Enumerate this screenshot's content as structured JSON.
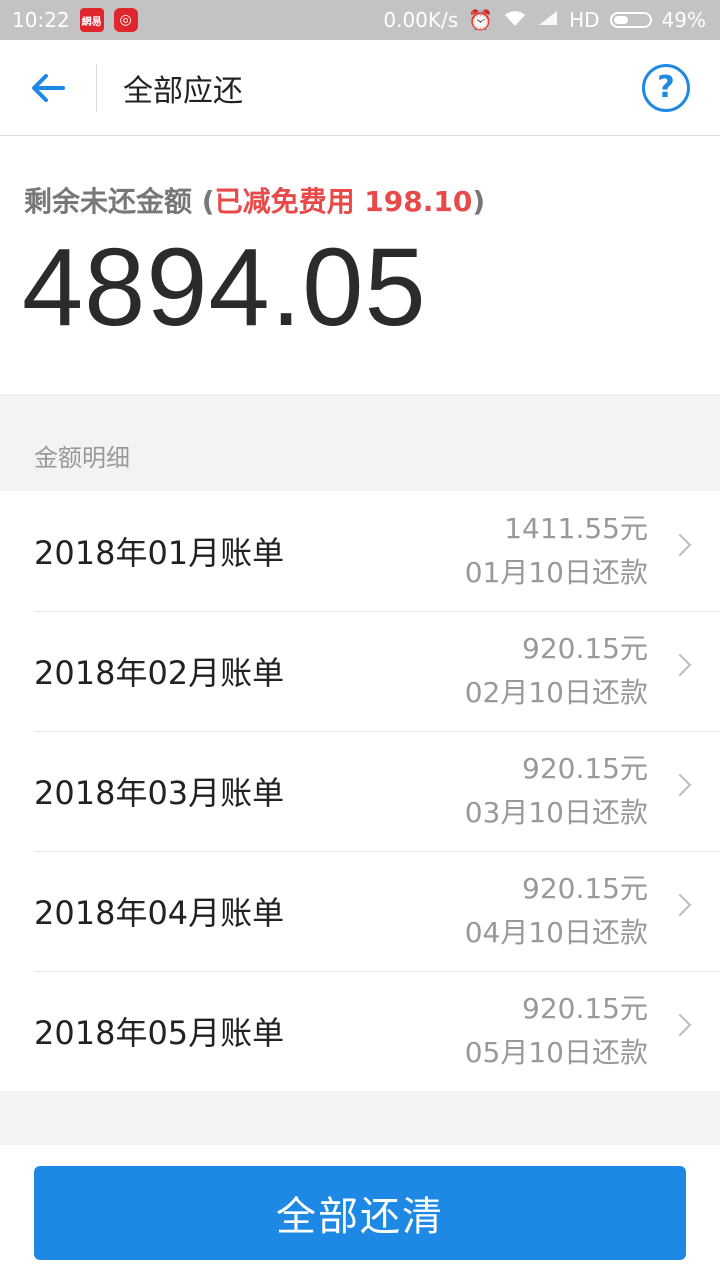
{
  "status_bar": {
    "time": "10:22",
    "net_speed": "0.00K/s",
    "network": "HD",
    "battery": "49%",
    "app_icons": [
      "netease-news-icon",
      "netease-music-icon"
    ]
  },
  "header": {
    "title": "全部应还",
    "help_symbol": "?"
  },
  "summary": {
    "label": "剩余未还金额",
    "discount_open": "(",
    "discount_text": "已减免费用 198.10",
    "discount_close": ")",
    "amount": "4894.05"
  },
  "details": {
    "section_label": "金额明细",
    "bills": [
      {
        "name": "2018年01月账单",
        "amount": "1411.55元",
        "due": "01月10日还款"
      },
      {
        "name": "2018年02月账单",
        "amount": "920.15元",
        "due": "02月10日还款"
      },
      {
        "name": "2018年03月账单",
        "amount": "920.15元",
        "due": "03月10日还款"
      },
      {
        "name": "2018年04月账单",
        "amount": "920.15元",
        "due": "04月10日还款"
      },
      {
        "name": "2018年05月账单",
        "amount": "920.15元",
        "due": "05月10日还款"
      }
    ]
  },
  "actions": {
    "pay_all_label": "全部还清"
  },
  "colors": {
    "accent": "#1e88e5",
    "discount_red": "#e84a4a"
  }
}
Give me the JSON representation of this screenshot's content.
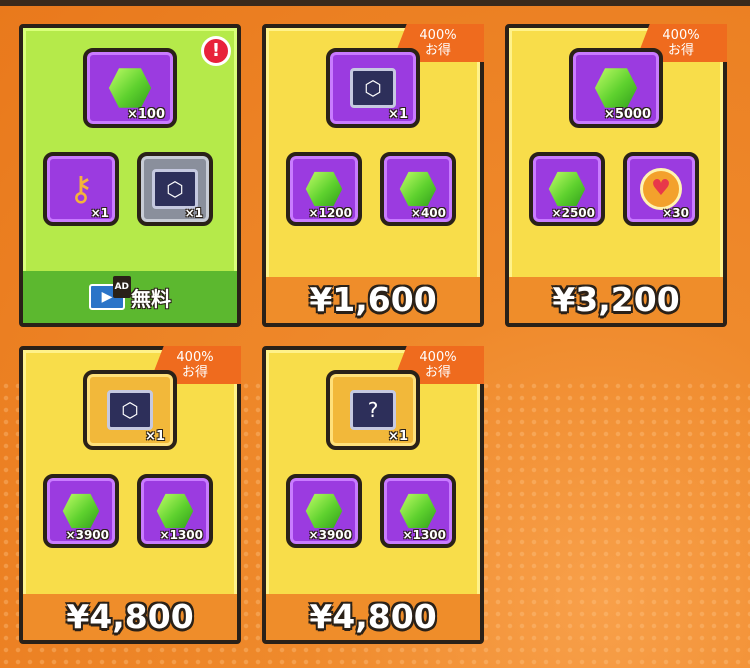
{
  "shop": {
    "cards": [
      {
        "id": "free",
        "alert": "!",
        "items": [
          {
            "icon": "gem-icon",
            "qty": "×100"
          },
          {
            "icon": "key-icon",
            "qty": "×1"
          },
          {
            "icon": "chest-icon",
            "qty": "×1"
          }
        ],
        "footer_label": "無料",
        "ad_label": "AD"
      },
      {
        "id": "pack-1600",
        "tag_line1": "400%",
        "tag_line2": "お得",
        "items": [
          {
            "icon": "chest-icon",
            "qty": "×1"
          },
          {
            "icon": "gem-icon",
            "qty": "×1200"
          },
          {
            "icon": "gem-icon",
            "qty": "×400"
          }
        ],
        "price": "¥1,600"
      },
      {
        "id": "pack-3200",
        "tag_line1": "400%",
        "tag_line2": "お得",
        "items": [
          {
            "icon": "gem-icon",
            "qty": "×5000"
          },
          {
            "icon": "gem-icon",
            "qty": "×2500"
          },
          {
            "icon": "heart-coin-icon",
            "qty": "×30"
          }
        ],
        "price": "¥3,200"
      },
      {
        "id": "pack-4800-a",
        "tag_line1": "400%",
        "tag_line2": "お得",
        "items": [
          {
            "icon": "chest-icon",
            "qty": "×1"
          },
          {
            "icon": "gem-icon",
            "qty": "×3900"
          },
          {
            "icon": "gem-icon",
            "qty": "×1300"
          }
        ],
        "price": "¥4,800"
      },
      {
        "id": "pack-4800-b",
        "tag_line1": "400%",
        "tag_line2": "お得",
        "items": [
          {
            "icon": "mystery-chest-icon",
            "qty": "×1"
          },
          {
            "icon": "gem-icon",
            "qty": "×3900"
          },
          {
            "icon": "gem-icon",
            "qty": "×1300"
          }
        ],
        "price": "¥4,800"
      }
    ]
  }
}
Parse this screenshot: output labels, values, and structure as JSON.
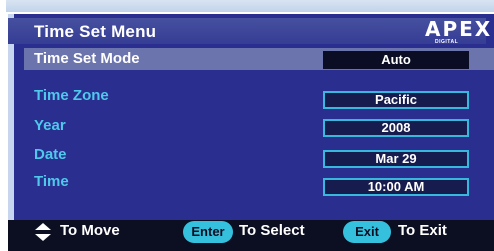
{
  "menu": {
    "title": "Time Set Menu",
    "brand_name": "APEX",
    "brand_sub": "DIGITAL"
  },
  "rows": [
    {
      "label": "Time Set Mode",
      "value": "Auto",
      "selected": true
    },
    {
      "label": "Time Zone",
      "value": "Pacific"
    },
    {
      "label": "Year",
      "value": "2008"
    },
    {
      "label": "Date",
      "value": "Mar 29"
    },
    {
      "label": "Time",
      "value": "10:00 AM"
    }
  ],
  "footer": {
    "move_label": "To Move",
    "enter_key": "Enter",
    "select_label": "To Select",
    "exit_key": "Exit",
    "exit_label": "To Exit",
    "move_icon": "up-down-arrow-icon"
  },
  "colors": {
    "panel": "#2a2f8f",
    "label": "#4fc8ec",
    "accent": "#35c1de",
    "footer": "#0c0e22"
  }
}
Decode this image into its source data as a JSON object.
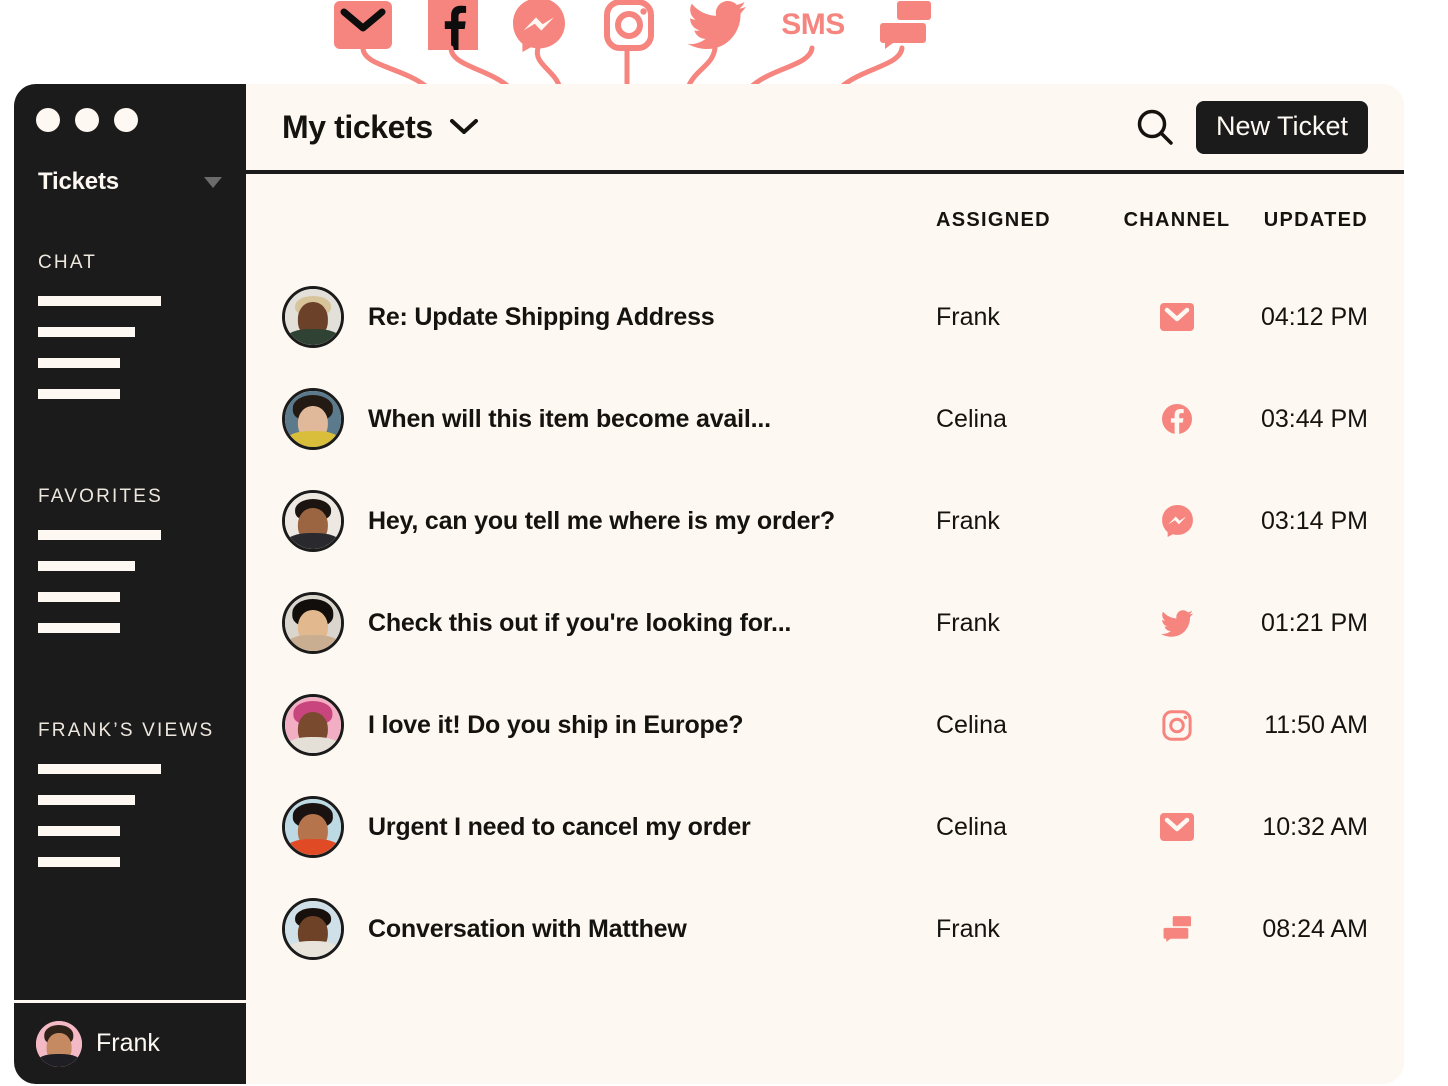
{
  "channel_strip": {
    "icons": [
      {
        "name": "email-icon",
        "label": "Email"
      },
      {
        "name": "facebook-icon",
        "label": "Facebook"
      },
      {
        "name": "messenger-icon",
        "label": "Messenger"
      },
      {
        "name": "instagram-icon",
        "label": "Instagram"
      },
      {
        "name": "twitter-icon",
        "label": "Twitter"
      },
      {
        "name": "sms-icon",
        "label": "SMS"
      },
      {
        "name": "chat-icon",
        "label": "Chat"
      }
    ],
    "sms_label": "SMS"
  },
  "sidebar": {
    "title": "Tickets",
    "sections": [
      {
        "heading": "CHAT",
        "placeholder_count": 4
      },
      {
        "heading": "FAVORITES",
        "placeholder_count": 4
      },
      {
        "heading": "FRANK’S VIEWS",
        "placeholder_count": 4
      }
    ],
    "footer": {
      "username": "Frank"
    }
  },
  "header": {
    "title": "My tickets",
    "search_label": "Search",
    "new_ticket_label": "New Ticket"
  },
  "table": {
    "columns": {
      "subject": "",
      "assigned": "ASSIGNED",
      "channel": "CHANNEL",
      "updated": "UPDATED"
    },
    "rows": [
      {
        "subject": "Re: Update Shipping Address",
        "assigned": "Frank",
        "channel": "email",
        "updated": "04:12 PM"
      },
      {
        "subject": "When will this item become avail...",
        "assigned": "Celina",
        "channel": "facebook",
        "updated": "03:44 PM"
      },
      {
        "subject": "Hey, can you tell me where is my order?",
        "assigned": "Frank",
        "channel": "messenger",
        "updated": "03:14 PM"
      },
      {
        "subject": "Check this out if you're looking for...",
        "assigned": "Frank",
        "channel": "twitter",
        "updated": "01:21 PM"
      },
      {
        "subject": "I love it! Do you ship in Europe?",
        "assigned": "Celina",
        "channel": "instagram",
        "updated": "11:50 AM"
      },
      {
        "subject": "Urgent I need to cancel my order",
        "assigned": "Celina",
        "channel": "email",
        "updated": "10:32 AM"
      },
      {
        "subject": "Conversation with Matthew",
        "assigned": "Frank",
        "channel": "chat",
        "updated": "08:24 AM"
      }
    ]
  },
  "colors": {
    "accent": "#F5857E",
    "dark": "#1B1B1B",
    "cream": "#FDF8F1",
    "text": "#15130F"
  }
}
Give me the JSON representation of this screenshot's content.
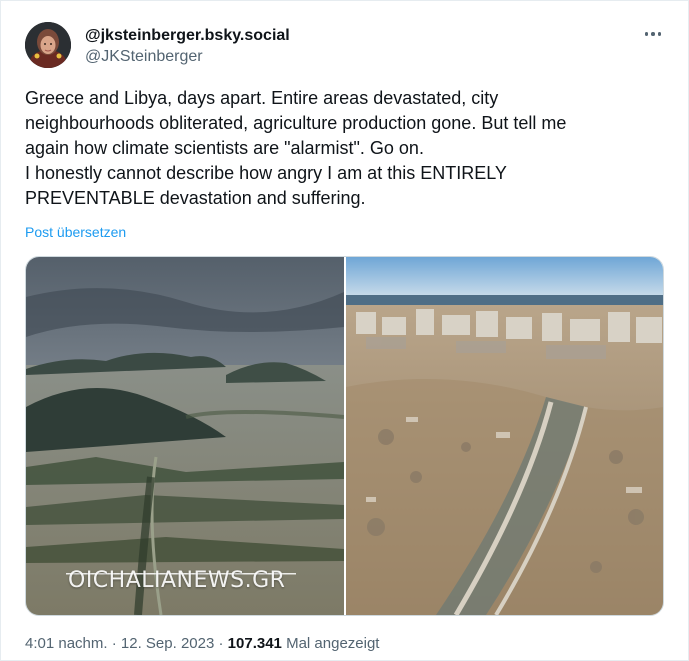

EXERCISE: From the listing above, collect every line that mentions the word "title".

THE ANSWER:
    "title": "全部应还",
    "title": "Time Set Menu",
    "title": "Tickets",
    "title": "My tickets",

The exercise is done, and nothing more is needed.